(Web page and app entries)
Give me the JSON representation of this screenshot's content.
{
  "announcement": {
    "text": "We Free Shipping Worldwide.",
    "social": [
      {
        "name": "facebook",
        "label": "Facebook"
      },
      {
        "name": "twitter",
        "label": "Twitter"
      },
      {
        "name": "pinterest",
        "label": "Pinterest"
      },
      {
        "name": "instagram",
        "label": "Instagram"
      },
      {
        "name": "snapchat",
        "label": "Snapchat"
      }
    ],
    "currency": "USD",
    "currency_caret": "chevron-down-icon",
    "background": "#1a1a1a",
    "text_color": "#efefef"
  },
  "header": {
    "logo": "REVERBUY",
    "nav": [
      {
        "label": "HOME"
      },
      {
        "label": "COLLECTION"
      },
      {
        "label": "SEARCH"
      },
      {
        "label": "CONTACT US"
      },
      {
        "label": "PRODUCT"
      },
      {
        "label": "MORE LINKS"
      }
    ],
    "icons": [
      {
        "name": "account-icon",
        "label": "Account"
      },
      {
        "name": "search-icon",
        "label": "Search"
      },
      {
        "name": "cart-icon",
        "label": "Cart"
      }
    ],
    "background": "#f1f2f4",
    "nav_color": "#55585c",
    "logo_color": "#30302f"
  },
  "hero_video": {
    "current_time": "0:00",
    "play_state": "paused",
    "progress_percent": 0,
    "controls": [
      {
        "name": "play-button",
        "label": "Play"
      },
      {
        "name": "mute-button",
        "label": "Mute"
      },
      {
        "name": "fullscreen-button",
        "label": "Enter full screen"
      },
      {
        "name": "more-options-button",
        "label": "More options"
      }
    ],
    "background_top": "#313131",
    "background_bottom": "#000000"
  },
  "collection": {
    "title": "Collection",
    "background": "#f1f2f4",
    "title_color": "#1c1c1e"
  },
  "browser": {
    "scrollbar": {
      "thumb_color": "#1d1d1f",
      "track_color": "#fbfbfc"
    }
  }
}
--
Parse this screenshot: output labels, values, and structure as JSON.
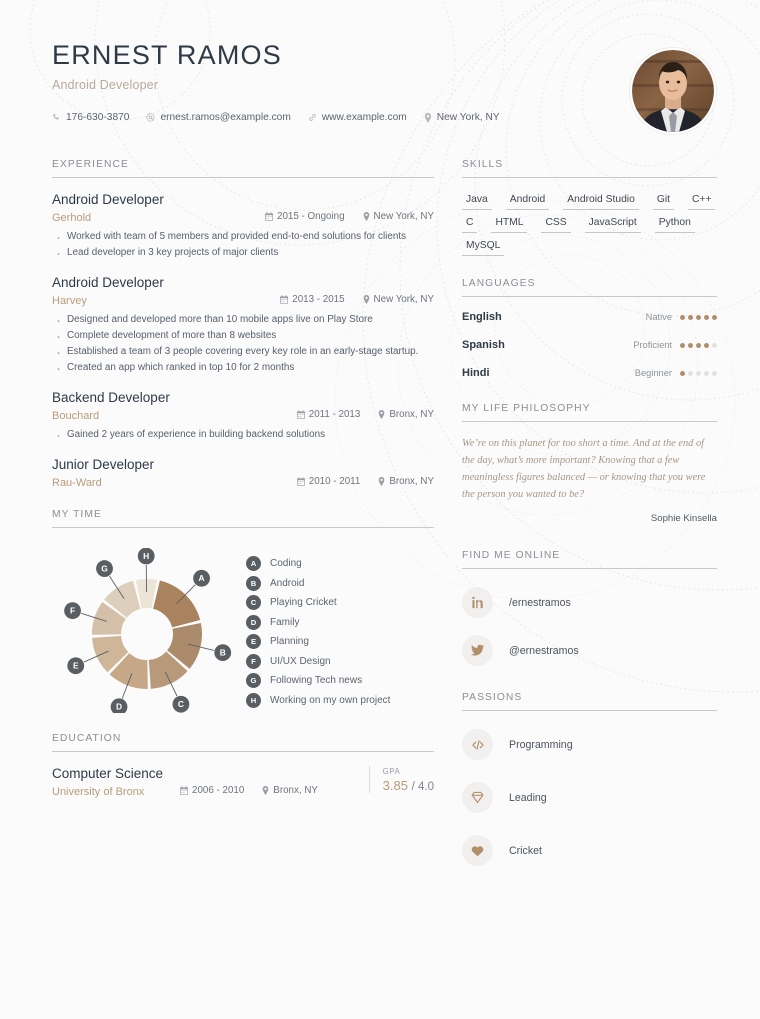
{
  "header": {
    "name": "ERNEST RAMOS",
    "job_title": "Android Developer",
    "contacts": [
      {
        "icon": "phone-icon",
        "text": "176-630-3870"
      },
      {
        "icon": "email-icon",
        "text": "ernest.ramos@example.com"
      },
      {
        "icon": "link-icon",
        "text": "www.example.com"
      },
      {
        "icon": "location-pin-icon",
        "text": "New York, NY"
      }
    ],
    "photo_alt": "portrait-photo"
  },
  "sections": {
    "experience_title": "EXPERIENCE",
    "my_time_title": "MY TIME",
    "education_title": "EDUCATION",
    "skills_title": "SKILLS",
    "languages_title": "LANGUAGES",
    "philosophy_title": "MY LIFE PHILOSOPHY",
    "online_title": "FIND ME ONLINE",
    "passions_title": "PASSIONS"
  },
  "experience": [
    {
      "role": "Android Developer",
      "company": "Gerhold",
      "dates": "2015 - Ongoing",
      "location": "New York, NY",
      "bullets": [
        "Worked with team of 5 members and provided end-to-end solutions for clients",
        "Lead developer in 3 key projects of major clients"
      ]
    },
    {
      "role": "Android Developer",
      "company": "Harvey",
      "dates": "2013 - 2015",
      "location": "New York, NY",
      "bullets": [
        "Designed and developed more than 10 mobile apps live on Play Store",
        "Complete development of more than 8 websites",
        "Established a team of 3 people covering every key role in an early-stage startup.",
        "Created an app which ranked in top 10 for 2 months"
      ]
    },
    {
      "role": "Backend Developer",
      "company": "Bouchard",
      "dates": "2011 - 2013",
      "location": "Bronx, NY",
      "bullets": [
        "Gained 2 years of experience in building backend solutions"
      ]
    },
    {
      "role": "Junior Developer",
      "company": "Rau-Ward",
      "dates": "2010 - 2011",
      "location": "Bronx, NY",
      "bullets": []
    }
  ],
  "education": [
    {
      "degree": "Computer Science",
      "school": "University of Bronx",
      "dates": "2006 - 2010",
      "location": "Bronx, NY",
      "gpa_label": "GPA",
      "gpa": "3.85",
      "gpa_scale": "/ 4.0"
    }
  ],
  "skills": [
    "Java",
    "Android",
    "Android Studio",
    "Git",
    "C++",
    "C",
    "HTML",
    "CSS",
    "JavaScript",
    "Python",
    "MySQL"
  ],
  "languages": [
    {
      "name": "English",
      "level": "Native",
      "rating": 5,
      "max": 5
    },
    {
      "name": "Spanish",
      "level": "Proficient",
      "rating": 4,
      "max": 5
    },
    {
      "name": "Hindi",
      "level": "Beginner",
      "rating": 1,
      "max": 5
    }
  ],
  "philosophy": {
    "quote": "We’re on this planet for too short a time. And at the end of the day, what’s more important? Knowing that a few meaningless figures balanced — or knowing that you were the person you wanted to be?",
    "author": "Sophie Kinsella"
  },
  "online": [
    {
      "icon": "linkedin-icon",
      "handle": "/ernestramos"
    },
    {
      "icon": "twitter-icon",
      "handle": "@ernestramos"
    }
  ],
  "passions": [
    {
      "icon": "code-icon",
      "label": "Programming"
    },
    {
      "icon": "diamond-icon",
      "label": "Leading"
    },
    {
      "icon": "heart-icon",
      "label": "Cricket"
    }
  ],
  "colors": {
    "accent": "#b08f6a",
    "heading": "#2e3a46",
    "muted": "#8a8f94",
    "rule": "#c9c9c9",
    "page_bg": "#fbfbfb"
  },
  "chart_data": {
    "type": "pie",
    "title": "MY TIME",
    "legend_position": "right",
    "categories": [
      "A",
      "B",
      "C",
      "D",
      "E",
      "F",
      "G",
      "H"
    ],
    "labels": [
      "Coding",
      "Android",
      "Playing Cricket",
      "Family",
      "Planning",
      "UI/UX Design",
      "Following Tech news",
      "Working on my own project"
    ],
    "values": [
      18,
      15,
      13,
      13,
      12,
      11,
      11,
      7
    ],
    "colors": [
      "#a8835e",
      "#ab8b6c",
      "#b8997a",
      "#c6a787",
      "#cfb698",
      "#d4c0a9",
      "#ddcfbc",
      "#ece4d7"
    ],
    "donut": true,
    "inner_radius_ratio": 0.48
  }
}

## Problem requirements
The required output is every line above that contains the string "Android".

## Your response
    "job_title": "Android Developer",
      "role": "Android Developer",
      "role": "Android Developer",
    "Android",
    "Android Studio",
      "Android",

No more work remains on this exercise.